Grey clouds stretched across the sky as sweat poured down my face. I wished for dry weather. My interval timer lit up green, signifying a 60-second break before my next effort. Then a couple of drops fell on to the screen.
Please don’t rain. Please don’t rain. Please don’t rain. Droplets multiplied with each interval. Halfway through my warm-up, I could no longer decipher between sweat and rain.
I peered across the parking lot full of stationary cyclists. Heads bobbing and faces glistening from sweat and drizzle. Everyone staring at the ground unless a familiar face approached their little five-foot training zone.
I always want to look tough, for whatever egotistical reason. I guess it’s one of those beliefs that if I look the part, maybe I’ll act it. I have this fear of people thinking I’m weak so I assume if I act like I’m not gonna take anyone’s shit, no one will mess with me. I learned that back when I was in elementary school and was constantly ridiculed about the moles on my face. I taught myself that if I confronted the bullies first, they usually backed down. Then I became hard and people left me alone.
I rolled up to the start line, regretting not dressing warmer. They counted down: 5…look at all the fucking rain.
4…god, I hope my legs are ready.
3…just catch the women in front of you.
2…I don’t want to come in last.
Water attacked my face and my legs were already burning before I reached the woman in front of me.
I always wonder if I’m the only one whose legs burn prematurely, who wants to give up five minutes into the race, who hopes for a mechanical so I can blame something else other than my inabilities.

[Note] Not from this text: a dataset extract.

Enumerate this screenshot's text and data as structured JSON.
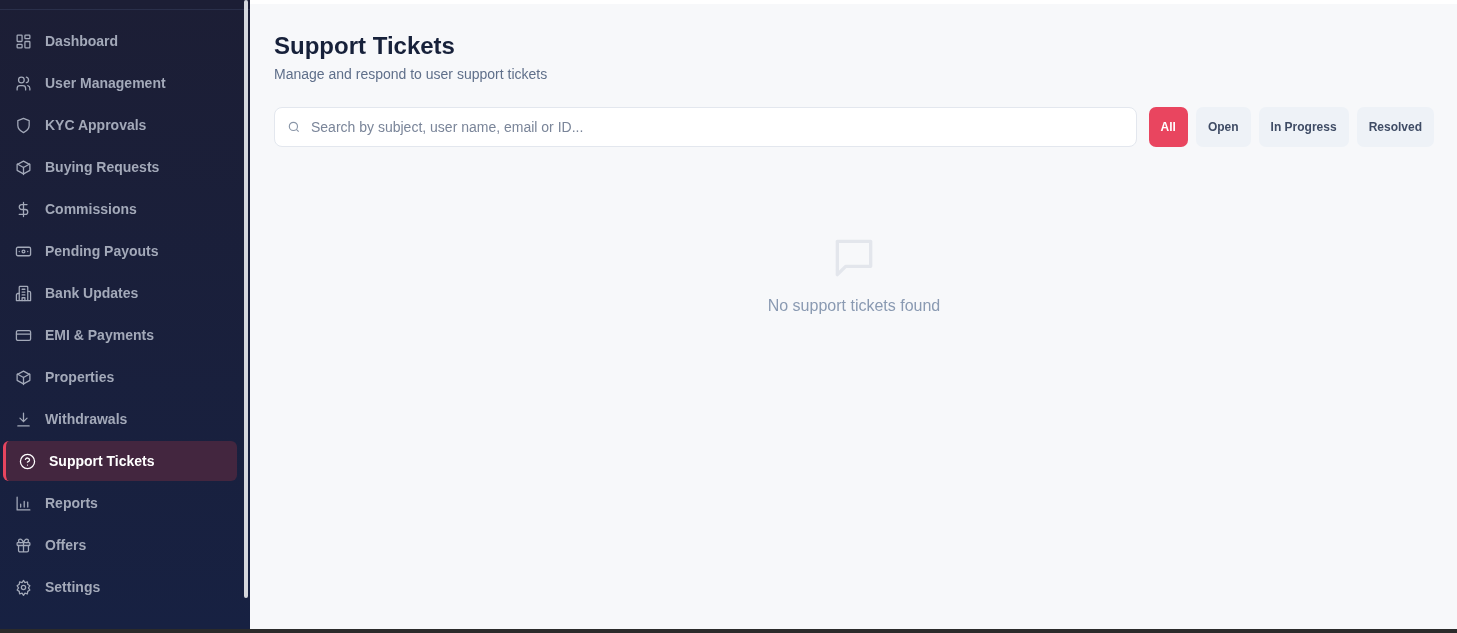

I pushed each pedal until I caught up with her. Water splashed in my face. I broke my aero position to wipe my glasses. The rain smeared away leaving foggy mildew behind. My breaths were no longer smooth. They were quick, short, like I had no air.
Losing my vision is my biggest fear.
This ride tested my mental fortitude of racing and not seeing in front of me. I imagined hitting a pothole, sending it over my handlebars, and breaking my neck. Every time I couldn’t see through my sunglasses, I thought I’d crash.
Between not wanting to come in last and not becoming a paraplegic, I was a ball of anxiety. Slowing way down at turns out of fear of slipping out and crashing, allowed the woman who started after me to catch up. I heard her shift gears, saw her out of the corner of my eye, and I knew I wasn’t doing as well as I’d hoped. We raced alongside each other up the hill, dodging piles of hail, puddles of rain.
“Don’t let her get ahead of you,” I thought. I’d gone too far to let her pass me at the end. I saw the orange cones ahead. I picked up my pace as she slowly drifted behind. I pedaled faster. I heard Stephen from inside the RV shout “go Jessica!” And I crossed the line.
The lady pulled over to tell me she didn’t realize it was the finish line. I’m not sure how you miss it, but that’s neither here nor there. I thanked her for inspiring me to work harder because I was mentally checking out before she caught up to me. “You pushed me harder at the end because I didn’t want you to pass me, so thanks for that.”
While I missed third place by 11 seconds, I learned that you can let fear control you or you can control fear. I realize too often I let fear imprison me. I slow down out of fear. I ease off wheels out of fear. I can’t clip in at the start of the race out of fear.
But fear is a choice. And every time we face fears, there’s one less thing that controls us.